If you have a loved one in severe mental decline, you may wonder if you can take the legal responsibility of caring for your family member. If an illness or disability makes it impossible for someone to make medical care or financial decisions, state law allows for a person to step in as a guardian.
State law separates care responsibilities into two kinds of guardians. If you want to know more about these guardianships, the Maryland courts site provides explanations of their duties.
Guardian of the property
In some cases, a person has a disability that allows for some measure of independence but not enough to handle financial matters. Your relative might struggle with preparing and filing taxes, maintaining bank accounts, or paying off bills.
If a Maryland court appoints you as a guardian of the property, you take charge of financial responsibilities for your relative. In addition to paying bills and taxes, you can also apply for government services for your loved one.
Guardian of the person
The other type of guardian maintains duties that do not involve financial matters. These include housing decisions, food, clothing, and health care. Basically, as a guardian of the person, you will take charge of meeting all the needs of your relative day by day.
State law permits different people to assume each guardianship type. You may want someone with the appropriate skills to take on one of the guardianships in your stead. However, it is possible for a single individual to take on both roles.
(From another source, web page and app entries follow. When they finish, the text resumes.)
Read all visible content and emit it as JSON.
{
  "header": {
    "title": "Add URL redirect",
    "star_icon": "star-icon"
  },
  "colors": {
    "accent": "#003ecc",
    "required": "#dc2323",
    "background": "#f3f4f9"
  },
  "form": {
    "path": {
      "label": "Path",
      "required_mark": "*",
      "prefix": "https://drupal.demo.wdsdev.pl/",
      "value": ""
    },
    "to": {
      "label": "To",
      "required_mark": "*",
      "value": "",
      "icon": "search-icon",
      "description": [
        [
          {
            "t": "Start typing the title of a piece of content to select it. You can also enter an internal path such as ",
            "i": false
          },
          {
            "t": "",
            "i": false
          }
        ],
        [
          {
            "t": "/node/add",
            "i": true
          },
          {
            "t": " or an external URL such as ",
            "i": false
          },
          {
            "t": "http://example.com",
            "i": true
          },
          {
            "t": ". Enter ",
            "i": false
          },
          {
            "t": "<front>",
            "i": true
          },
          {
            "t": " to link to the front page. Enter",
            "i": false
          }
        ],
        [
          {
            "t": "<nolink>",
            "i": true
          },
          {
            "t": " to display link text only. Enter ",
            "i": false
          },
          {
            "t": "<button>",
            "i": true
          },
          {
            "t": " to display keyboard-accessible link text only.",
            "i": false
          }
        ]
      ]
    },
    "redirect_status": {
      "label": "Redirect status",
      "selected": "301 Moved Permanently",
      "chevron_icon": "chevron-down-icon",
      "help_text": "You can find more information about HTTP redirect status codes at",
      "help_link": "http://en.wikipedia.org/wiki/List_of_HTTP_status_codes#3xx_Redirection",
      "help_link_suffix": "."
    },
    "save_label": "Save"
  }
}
Additionally, there are guardianship alternatives so you do not have to limit the rights of your loved one. With some careful planning, you may preserve as much independence as possible for your relative.